Dataset rows describing interfaces
• • •
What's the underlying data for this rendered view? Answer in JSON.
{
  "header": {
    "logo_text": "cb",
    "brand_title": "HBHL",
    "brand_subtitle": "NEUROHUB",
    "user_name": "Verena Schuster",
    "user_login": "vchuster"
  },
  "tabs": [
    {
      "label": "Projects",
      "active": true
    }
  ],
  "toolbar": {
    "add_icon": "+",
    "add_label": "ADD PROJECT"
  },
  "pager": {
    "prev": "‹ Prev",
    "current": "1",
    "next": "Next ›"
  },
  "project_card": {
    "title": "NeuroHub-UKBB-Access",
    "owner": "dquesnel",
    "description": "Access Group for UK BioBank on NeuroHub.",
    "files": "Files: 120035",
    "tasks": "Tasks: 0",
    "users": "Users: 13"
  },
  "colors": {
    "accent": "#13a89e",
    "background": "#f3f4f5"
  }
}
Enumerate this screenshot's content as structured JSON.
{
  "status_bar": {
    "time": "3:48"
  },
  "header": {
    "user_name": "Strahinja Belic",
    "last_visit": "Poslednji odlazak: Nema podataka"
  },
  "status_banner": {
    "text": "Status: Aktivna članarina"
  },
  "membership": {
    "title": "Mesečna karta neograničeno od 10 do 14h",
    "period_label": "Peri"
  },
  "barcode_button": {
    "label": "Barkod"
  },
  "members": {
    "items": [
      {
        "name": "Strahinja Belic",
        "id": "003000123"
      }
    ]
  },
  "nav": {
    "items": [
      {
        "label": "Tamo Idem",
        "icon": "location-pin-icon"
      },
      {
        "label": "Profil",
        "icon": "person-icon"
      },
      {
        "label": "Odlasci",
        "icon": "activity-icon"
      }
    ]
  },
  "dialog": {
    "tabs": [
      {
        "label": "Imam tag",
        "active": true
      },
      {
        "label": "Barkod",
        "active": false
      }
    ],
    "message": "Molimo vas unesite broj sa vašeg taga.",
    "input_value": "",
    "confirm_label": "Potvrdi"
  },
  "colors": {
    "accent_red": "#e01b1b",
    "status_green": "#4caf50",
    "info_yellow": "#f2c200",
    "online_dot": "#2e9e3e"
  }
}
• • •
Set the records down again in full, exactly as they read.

* [Finished exercise]:
What's the underlying data for this rendered view? Answer in JSON.
{
  "header": {
    "logo_text": "cb",
    "brand_title": "HBHL",
    "brand_subtitle": "NEUROHUB",
    "user_name": "Verena Schuster",
    "user_login": "vchuster"
  },
  "tabs": [
    {
      "label": "Projects",
      "active": true
    }
  ],
  "toolbar": {
    "add_icon": "+",
    "add_label": "ADD PROJECT"
  },
  "pager": {
    "prev": "‹ Prev",
    "current": "1",
    "next": "Next ›"
  },
  "project_card": {
    "title": "NeuroHub-UKBB-Access",
    "owner": "dquesnel",
    "description": "Access Group for UK BioBank on NeuroHub.",
    "files": "Files: 120035",
    "tasks": "Tasks: 0",
    "users": "Users: 13"
  },
  "colors": {
    "accent": "#13a89e",
    "background": "#f3f4f5"
  }
}
Enumerate this screenshot's content as structured JSON.
{
  "status_bar": {
    "time": "3:48"
  },
  "header": {
    "user_name": "Strahinja Belic",
    "last_visit": "Poslednji odlazak: Nema podataka"
  },
  "status_banner": {
    "text": "Status: Aktivna članarina"
  },
  "membership": {
    "title": "Mesečna karta neograničeno od 10 do 14h",
    "period_label": "Peri"
  },
  "barcode_button": {
    "label": "Barkod"
  },
  "members": {
    "items": [
      {
        "name": "Strahinja Belic",
        "id": "003000123"
      }
    ]
  },
  "nav": {
    "items": [
      {
        "label": "Tamo Idem",
        "icon": "location-pin-icon"
      },
      {
        "label": "Profil",
        "icon": "person-icon"
      },
      {
        "label": "Odlasci",
        "icon": "activity-icon"
      }
    ]
  },
  "dialog": {
    "tabs": [
      {
        "label": "Imam tag",
        "active": true
      },
      {
        "label": "Barkod",
        "active": false
      }
    ],
    "message": "Molimo vas unesite broj sa vašeg taga.",
    "input_value": "",
    "confirm_label": "Potvrdi"
  },
  "colors": {
    "accent_red": "#e01b1b",
    "status_green": "#4caf50",
    "info_yellow": "#f2c200",
    "online_dot": "#2e9e3e"
  }
}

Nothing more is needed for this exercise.